I have always known that paying twice as much for organic food was stupid, but h, it’s your choice if you feel it is a good deal. If you still want to keep at it, be my guest. Unlike the vultures that want to ban the food I don’t mind eating for whatever reason, I am not going to stop anyone that is willing to pay twice as much for the illusion of something better. Enjoy it. Don’t mind my chuckling though.

Sitting in the Tall Cotton

Well, this is a start:

A House committee voted to cut off crop subsidies to growers with more than $250,000 a year in adjusted gross income on Tuesday — a dramatic tightening of the farm safety net.

The Appropriations Committee also voted to make cotton growers effectively pay for the $147 million a year U.S. payment to Brazil, the victor in a trade dispute over American cotton supports.

“It’s a great sign Congress is ready to end these subsidies,” said Jeff Flake, Arizona Republican and sponsor of the cuts. Both were adopted by voice vote. Only one dissenting vote was heard on the vote for a lower eligibility cap.

But of background. A number of years ago, to a thunderous “duh”, the WHO found that our subsidies to farmers were distorting trade markets and hurting farmers in other countries. The Obama Administration decided the best way to prevent a trade war with Brazil was not to cut cotton subsidies in this country but to subsidize Brazilian farmers too. It seems that Congress has figured out that this is monumentally stupid.

The higher limit on farm subsidies is also good and Obama really can’t oppose it since he called for the exact same thing. To be honest, I’d prefer not to have such hard cutoffs. The big agri-businesses will probably find ways around them anyway. I’d prefer to massively shrink the Department of Agriculture, eliminate all of the subsidy/price-support programs and replace them with a single program that helps struggling farmers on a case-by-case basis in times of drought or market glut. Such a program would be much closer to an insurance program than an outright subsidy and eliminate a huge number of ongoing trade disputes.

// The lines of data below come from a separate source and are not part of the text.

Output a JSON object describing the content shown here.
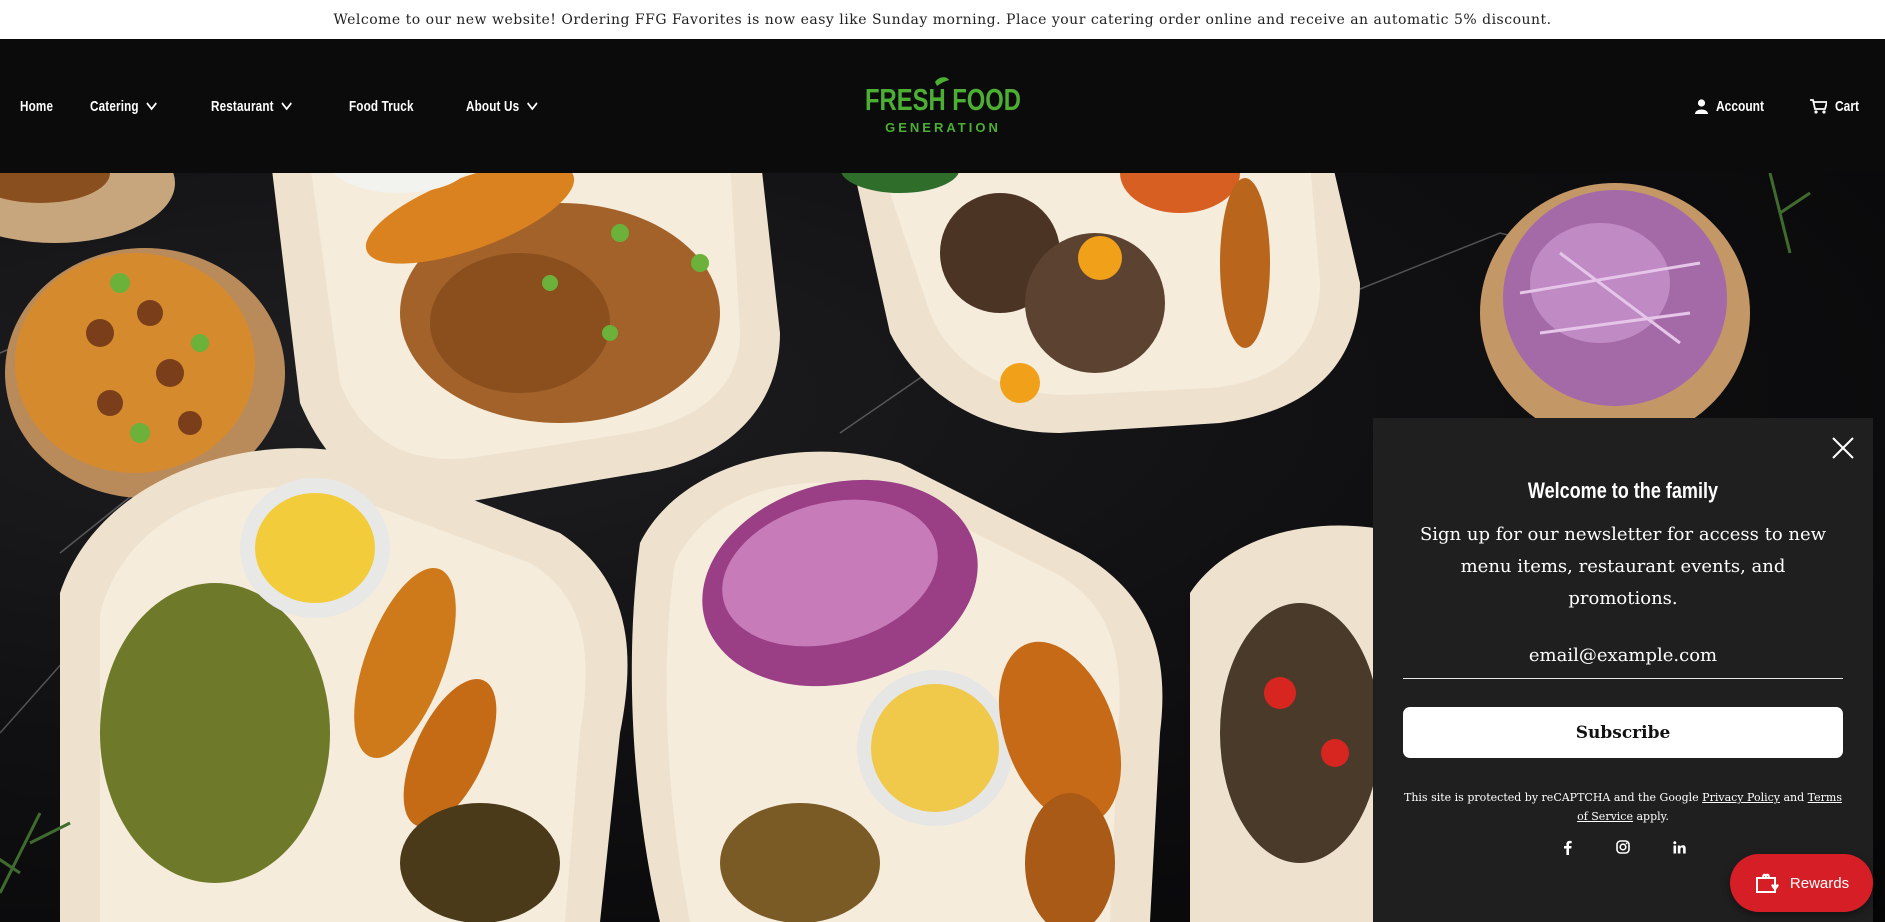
{
  "announcement": "Welcome to our new website! Ordering FFG Favorites is now easy like Sunday morning. Place your catering order online and receive an automatic 5% discount.",
  "nav": {
    "home": "Home",
    "catering": "Catering",
    "restaurant": "Restaurant",
    "food_truck": "Food Truck",
    "about": "About Us"
  },
  "logo": {
    "line1": "FRESH FOOD",
    "line2": "GENERATION"
  },
  "utility": {
    "account": "Account",
    "cart": "Cart"
  },
  "popup": {
    "title": "Welcome to the family",
    "description": "Sign up for our newsletter for access to new menu items, restaurant events, and promotions.",
    "email_placeholder": "email@example.com",
    "subscribe_label": "Subscribe",
    "legal_prefix": "This site is protected by reCAPTCHA and the Google",
    "privacy_link": "Privacy Policy",
    "legal_and": "and",
    "terms_link": "Terms of Service",
    "legal_suffix": "apply."
  },
  "rewards_label": "Rewards",
  "colors": {
    "brand_green": "#4caf34",
    "rewards_red": "#d61e27",
    "header_bg": "#0b0b0b"
  },
  "icons": [
    "chevron-down-icon",
    "user-icon",
    "cart-icon",
    "close-icon",
    "facebook-icon",
    "instagram-icon",
    "linkedin-icon",
    "gift-icon"
  ]
}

First ethanol, now subsidies. The Republicans are showing a little bit of spine when it comes to farm interests. No a lot, but a vertebra or two. At this rate, they might be able to stand up to the senior lobby within a few decades.